Posted:
Jan 30, 2003 12:09 PM


Jeremy wrote: > > I was idly wondering, if P_n is the nth prime, does: > lim n> infinity P_(n+1) / P_n > exist?
Yes. The limit is 1. Let r_n = P_n / (n log n). The prime number theorem says that the limit of r_n is 1. Therefore the limit of r_(n+1) / r_n is 1. The limit of (n log n) / ((n+1) log(n+1)) is also 1, so the limit of r_(n+1) (n log n) / (r_n (n+1) log(n+1)) is, again, 1. This last expression is just P_(n+1) / P_n.
The limit being 1 is equivalent to the limit of d_n / P_n being 0, where d_n = P_(n+1)  P_n. Assuming the Riemann hypothesis, it has been shown that d_n = O(sqrt(P_n) log(P_n)). Somewhat less tight bounds have been established without RH.
A difficult open problem is whether the limit of sqrt(P_(n+1))  sqrt(P_n) is 0.
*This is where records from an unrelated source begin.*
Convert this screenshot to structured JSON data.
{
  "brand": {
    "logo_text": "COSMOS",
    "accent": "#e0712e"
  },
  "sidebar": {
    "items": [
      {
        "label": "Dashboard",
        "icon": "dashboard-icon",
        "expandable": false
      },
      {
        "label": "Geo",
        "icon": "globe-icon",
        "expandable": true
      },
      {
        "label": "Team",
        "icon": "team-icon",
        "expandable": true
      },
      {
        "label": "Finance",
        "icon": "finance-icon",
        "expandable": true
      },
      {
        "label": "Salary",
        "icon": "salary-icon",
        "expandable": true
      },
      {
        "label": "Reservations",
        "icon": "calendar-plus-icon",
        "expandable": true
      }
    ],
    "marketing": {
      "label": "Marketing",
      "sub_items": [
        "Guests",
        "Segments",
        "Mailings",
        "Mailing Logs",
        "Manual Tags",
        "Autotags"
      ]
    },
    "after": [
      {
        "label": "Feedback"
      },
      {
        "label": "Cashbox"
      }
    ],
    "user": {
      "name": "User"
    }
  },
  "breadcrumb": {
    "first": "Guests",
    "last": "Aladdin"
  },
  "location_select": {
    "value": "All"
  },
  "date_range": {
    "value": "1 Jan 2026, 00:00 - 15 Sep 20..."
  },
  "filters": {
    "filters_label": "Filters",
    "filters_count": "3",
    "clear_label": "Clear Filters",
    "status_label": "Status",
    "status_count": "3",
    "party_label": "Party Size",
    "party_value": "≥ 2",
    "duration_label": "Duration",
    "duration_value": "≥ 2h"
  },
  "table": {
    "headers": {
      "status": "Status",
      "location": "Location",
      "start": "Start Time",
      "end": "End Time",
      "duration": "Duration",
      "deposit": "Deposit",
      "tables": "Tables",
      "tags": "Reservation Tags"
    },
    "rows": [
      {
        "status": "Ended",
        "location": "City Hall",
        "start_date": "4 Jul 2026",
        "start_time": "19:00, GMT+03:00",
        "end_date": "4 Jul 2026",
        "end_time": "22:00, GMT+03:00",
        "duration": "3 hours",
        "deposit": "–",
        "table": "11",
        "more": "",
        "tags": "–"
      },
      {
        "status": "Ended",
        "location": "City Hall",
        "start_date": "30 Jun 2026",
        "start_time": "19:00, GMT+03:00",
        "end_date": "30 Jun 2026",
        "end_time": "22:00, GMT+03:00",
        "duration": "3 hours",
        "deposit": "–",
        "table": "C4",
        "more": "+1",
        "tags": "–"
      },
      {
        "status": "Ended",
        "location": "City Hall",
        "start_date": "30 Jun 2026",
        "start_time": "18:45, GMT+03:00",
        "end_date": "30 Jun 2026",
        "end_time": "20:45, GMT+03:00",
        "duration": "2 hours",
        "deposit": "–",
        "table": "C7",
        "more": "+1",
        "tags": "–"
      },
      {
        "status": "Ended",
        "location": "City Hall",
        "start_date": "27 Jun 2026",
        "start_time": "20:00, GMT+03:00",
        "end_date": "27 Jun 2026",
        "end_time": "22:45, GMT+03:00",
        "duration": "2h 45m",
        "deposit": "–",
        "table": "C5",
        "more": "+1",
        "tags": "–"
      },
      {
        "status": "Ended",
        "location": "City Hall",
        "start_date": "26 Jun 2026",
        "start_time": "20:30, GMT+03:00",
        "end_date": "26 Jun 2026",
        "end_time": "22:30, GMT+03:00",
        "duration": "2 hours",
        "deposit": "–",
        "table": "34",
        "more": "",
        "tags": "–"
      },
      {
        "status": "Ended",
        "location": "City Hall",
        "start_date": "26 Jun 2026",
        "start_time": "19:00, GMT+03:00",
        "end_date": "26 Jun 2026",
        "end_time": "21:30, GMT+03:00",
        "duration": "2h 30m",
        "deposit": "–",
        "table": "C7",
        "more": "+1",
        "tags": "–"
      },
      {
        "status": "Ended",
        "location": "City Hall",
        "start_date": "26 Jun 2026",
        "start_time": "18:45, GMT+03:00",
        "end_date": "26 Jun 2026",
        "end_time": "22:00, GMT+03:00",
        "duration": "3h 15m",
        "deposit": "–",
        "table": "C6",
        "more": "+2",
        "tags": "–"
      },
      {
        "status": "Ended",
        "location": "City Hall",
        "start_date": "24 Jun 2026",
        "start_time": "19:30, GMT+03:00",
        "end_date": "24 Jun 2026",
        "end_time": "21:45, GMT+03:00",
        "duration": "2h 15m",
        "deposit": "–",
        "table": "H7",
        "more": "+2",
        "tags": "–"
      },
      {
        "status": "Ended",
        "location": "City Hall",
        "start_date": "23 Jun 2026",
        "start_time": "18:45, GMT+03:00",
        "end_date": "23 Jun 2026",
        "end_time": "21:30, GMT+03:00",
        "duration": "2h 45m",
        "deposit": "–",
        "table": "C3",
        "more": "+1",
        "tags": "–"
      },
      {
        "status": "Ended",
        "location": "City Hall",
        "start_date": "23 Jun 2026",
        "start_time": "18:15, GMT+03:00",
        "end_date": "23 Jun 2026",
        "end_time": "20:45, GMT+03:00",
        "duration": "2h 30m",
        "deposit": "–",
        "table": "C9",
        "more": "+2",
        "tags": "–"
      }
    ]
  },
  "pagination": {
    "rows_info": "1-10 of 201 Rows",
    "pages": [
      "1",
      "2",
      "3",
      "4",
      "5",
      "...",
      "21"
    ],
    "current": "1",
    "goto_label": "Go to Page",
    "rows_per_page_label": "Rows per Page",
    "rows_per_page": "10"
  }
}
 Jim Ferry  Center for Simulation  ++ of Advanced Rockets   http://www.uiuc.edu/ph/www/jferry/ ++  jferry@[delete_this]uiuc.edu  University of Illinois